[EXERCISE MATERIALS]:
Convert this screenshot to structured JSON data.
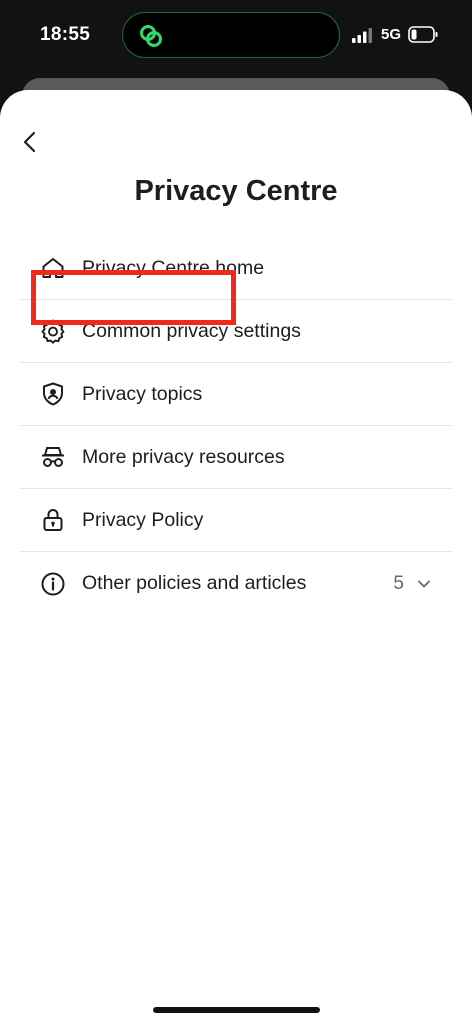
{
  "status_bar": {
    "time": "18:55",
    "network": "5G"
  },
  "page": {
    "title": "Privacy Centre"
  },
  "menu": {
    "items": [
      {
        "label": "Privacy Centre home",
        "icon": "home-icon"
      },
      {
        "label": "Common privacy settings",
        "icon": "gear-icon"
      },
      {
        "label": "Privacy topics",
        "icon": "shield-user-icon",
        "highlighted": true
      },
      {
        "label": "More privacy resources",
        "icon": "incognito-icon"
      },
      {
        "label": "Privacy Policy",
        "icon": "lock-icon"
      },
      {
        "label": "Other policies and articles",
        "icon": "info-icon",
        "count": "5"
      }
    ]
  },
  "colors": {
    "highlight": "#f0291b",
    "text": "#1c1e21",
    "island_accent": "#35d96a"
  }
}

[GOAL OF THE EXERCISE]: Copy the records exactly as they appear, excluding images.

[SOLUTION TO THIS TASK]:
Convert this screenshot to structured JSON data.
{
  "status_bar": {
    "time": "18:55",
    "network": "5G"
  },
  "page": {
    "title": "Privacy Centre"
  },
  "menu": {
    "items": [
      {
        "label": "Privacy Centre home",
        "icon": "home-icon"
      },
      {
        "label": "Common privacy settings",
        "icon": "gear-icon"
      },
      {
        "label": "Privacy topics",
        "icon": "shield-user-icon",
        "highlighted": true
      },
      {
        "label": "More privacy resources",
        "icon": "incognito-icon"
      },
      {
        "label": "Privacy Policy",
        "icon": "lock-icon"
      },
      {
        "label": "Other policies and articles",
        "icon": "info-icon",
        "count": "5"
      }
    ]
  },
  "colors": {
    "highlight": "#f0291b",
    "text": "#1c1e21",
    "island_accent": "#35d96a"
  }
}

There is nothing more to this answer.